Similarly, another 'dragon' had a taste of French food when it caught an unwary Frenchman in a similar situation one day in 1978.
In another incident, a woman tourist visiting a nature reserve where these reptiles are permitted to move about freely, fainted on a lawn, whereupon two three-metre dragons that she'd not long before been photographing began to move in her direction. She was only saved by the quick intervention of two native guides who beat them off with sticks.
These monitors have been known to terrorise whole villages, lurking in wait for unsuspecting children who stray into the jungle or else entering huts in the dead of night to drag off sleeping natives.
Megalania & other Giant Forms
Having dealt with these smaller varieties of monitor, we are still left with the mysterious giant Australian form. There can be but one suspect, but it has been thought extinct for the last 3,000 years or so: the Australian giant monitor, Megalania prisca. Its 'official' length, based upon scant fossil bone remains and the composite reconstruction of a single individual from two incomplete skeletons, is around 8.3 metres. From Aboriginal traditions as well as modem-day eyewitness descriptions it is evident that it reached larger sizes.
Aborigines are adamant that these monster-monitors reached up to 30 feet (10 metres) in length and weighed around 3,000 pounds. They also claim there was an even larger form! Megalania's fossil remains date from Miocene times (i.e., from around 25 million years ago to the the last great ice age or Pleistocene period about one million to 10,000 years ago). They preyed upon the marsupial megafauna, dying out with them mainly due to environmental changes and the depredations of Stone Age man.
Aboriginal Rock Engravings
Aboriginal rock engravings depicting Megalania near Sydney and the central coast of New South Wales date as recently as 3,000 years-the age of some fossil fragments of the creatures found in various parts of eastern Australia, if not elsewhere.
There is scientific opinion that Megalania prisca was the forefather of the other New Guinean and Indonesian forms, based upon skeletal comparisons. The ancestral form would have spread out of Australia up the former land-bridge which, for a time, joined Australia-New Guinea to south-eastern and mainland Asia, as will be argued later. The world-famous Riversleigh fossil beds, situated north of Mount Isa in far north-western Queensland close to the Gulf of Carpentaria, have lately revealed further fossil remains of Megalania together with other remains of giant emus and other'megafauna' dating from Miocene times.

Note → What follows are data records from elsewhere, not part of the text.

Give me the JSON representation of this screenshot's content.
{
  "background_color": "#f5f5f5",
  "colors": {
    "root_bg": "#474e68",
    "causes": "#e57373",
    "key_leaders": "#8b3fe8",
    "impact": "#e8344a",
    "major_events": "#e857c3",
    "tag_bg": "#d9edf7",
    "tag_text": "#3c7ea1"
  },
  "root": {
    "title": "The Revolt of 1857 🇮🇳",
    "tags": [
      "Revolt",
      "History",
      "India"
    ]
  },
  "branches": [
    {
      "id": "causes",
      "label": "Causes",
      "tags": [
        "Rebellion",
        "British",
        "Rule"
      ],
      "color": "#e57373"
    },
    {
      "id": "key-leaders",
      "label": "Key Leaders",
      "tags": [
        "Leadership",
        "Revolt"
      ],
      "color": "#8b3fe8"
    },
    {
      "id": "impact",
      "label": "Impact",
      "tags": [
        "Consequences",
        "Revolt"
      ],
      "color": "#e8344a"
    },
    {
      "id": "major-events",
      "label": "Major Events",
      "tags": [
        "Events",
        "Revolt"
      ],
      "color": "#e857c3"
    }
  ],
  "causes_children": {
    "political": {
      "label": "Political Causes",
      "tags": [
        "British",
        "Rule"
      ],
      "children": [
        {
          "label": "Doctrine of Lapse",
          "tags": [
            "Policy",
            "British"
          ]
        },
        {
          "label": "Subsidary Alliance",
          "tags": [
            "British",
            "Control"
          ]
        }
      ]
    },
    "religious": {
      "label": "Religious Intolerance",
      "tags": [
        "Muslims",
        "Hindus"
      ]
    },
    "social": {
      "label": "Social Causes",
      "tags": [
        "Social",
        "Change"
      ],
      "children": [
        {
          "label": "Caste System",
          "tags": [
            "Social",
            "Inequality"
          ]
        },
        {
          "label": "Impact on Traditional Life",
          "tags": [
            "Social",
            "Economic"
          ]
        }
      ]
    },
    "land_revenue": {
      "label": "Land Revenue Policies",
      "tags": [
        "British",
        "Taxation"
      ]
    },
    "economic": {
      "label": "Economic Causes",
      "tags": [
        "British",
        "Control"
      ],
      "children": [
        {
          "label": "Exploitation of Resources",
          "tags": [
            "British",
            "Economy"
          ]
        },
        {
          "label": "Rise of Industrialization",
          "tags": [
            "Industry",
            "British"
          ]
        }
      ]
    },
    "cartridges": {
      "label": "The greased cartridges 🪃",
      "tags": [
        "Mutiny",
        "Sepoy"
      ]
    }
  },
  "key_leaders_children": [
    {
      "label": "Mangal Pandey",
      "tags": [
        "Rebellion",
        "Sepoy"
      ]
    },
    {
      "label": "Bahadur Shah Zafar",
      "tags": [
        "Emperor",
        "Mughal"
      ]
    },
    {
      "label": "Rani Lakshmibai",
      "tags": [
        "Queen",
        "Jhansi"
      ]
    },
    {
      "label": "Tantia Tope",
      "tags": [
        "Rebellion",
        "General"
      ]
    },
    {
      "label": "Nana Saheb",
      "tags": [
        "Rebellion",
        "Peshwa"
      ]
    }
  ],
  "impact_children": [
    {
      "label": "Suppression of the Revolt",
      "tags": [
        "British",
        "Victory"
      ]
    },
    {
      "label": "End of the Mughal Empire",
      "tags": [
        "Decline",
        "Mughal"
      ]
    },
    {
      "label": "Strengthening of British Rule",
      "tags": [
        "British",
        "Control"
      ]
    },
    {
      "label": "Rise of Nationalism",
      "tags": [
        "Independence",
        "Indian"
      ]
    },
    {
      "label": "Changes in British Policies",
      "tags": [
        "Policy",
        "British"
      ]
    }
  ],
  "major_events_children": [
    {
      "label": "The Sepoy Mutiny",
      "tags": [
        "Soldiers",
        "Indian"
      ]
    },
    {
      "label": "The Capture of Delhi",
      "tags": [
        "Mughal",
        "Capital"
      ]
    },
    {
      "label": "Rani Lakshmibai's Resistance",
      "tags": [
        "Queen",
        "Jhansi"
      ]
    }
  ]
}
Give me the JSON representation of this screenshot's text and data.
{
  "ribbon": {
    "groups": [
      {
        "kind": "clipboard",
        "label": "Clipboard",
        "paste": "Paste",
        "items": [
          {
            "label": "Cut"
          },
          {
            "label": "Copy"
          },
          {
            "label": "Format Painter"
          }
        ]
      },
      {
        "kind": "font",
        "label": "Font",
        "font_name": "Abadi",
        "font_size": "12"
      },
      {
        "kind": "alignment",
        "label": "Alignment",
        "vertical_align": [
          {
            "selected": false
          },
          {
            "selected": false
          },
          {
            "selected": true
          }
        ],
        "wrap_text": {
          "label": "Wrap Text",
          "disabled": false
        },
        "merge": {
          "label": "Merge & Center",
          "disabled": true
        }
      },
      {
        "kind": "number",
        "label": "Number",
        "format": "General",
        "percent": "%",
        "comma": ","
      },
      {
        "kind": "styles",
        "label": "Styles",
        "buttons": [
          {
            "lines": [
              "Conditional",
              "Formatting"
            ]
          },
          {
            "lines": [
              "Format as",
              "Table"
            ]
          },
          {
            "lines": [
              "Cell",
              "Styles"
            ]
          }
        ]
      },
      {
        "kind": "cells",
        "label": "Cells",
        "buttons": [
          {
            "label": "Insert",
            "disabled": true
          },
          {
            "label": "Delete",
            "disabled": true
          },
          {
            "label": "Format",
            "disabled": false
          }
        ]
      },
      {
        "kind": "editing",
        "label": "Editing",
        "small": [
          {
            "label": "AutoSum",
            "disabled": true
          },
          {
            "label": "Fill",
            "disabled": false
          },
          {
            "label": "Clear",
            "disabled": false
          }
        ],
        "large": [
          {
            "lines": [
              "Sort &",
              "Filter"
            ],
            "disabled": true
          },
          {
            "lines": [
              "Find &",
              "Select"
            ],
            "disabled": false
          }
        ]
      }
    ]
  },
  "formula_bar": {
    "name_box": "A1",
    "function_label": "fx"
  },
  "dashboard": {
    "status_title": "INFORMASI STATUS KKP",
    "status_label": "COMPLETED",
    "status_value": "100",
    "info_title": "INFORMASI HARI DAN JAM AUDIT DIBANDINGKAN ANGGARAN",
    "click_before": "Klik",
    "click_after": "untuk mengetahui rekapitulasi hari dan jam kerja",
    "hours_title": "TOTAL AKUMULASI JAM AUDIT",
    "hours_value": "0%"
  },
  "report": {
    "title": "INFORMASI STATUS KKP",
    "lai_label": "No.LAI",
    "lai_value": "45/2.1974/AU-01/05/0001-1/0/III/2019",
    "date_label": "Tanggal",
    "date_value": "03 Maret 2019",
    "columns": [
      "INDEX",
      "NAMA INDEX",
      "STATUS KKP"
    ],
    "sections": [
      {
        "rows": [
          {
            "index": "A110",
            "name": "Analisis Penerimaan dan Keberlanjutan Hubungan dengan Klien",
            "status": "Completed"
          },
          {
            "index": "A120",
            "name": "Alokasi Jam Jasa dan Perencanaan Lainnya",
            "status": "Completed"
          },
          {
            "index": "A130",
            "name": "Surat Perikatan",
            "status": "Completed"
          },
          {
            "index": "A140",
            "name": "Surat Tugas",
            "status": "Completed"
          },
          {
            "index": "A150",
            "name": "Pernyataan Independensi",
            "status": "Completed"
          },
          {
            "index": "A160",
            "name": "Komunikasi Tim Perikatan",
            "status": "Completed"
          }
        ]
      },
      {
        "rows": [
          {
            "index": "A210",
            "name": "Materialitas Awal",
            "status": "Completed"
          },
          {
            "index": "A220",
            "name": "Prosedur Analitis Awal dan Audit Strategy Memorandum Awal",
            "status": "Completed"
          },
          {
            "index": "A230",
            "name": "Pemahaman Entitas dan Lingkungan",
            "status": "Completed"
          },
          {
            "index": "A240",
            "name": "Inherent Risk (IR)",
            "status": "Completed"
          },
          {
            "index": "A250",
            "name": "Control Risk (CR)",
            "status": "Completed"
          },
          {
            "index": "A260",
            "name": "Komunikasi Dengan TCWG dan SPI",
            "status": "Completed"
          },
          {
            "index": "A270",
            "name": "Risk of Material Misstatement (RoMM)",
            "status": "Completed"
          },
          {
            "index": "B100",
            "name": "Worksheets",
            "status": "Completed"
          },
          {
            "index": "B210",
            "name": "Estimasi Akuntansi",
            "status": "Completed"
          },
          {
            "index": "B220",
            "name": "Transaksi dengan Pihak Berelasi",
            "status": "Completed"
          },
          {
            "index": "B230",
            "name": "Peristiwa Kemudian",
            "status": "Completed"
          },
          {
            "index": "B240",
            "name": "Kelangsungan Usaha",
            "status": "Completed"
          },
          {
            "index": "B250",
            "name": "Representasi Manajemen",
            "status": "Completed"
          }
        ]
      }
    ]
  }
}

Before examining the mass of evidence for living Megalania gathered from New South Wales, we shall study some equally astounding reports from Queensland. "Big goannas live in the Kuranda forests," some of the more talkative locals of this little community perched high up on the Atherton Tableland above Caims will tell you. The creatures have left their large tracks across properties on the edge of jungle and taken the odd calf or two, even poultry. Some locals have even sighted these creatures but few talk about these things, no doubt fearing ridicule. Aborigines claim the reptiles wander a wide area of the Cape York and Gulf country forests.
To Be Updated 2007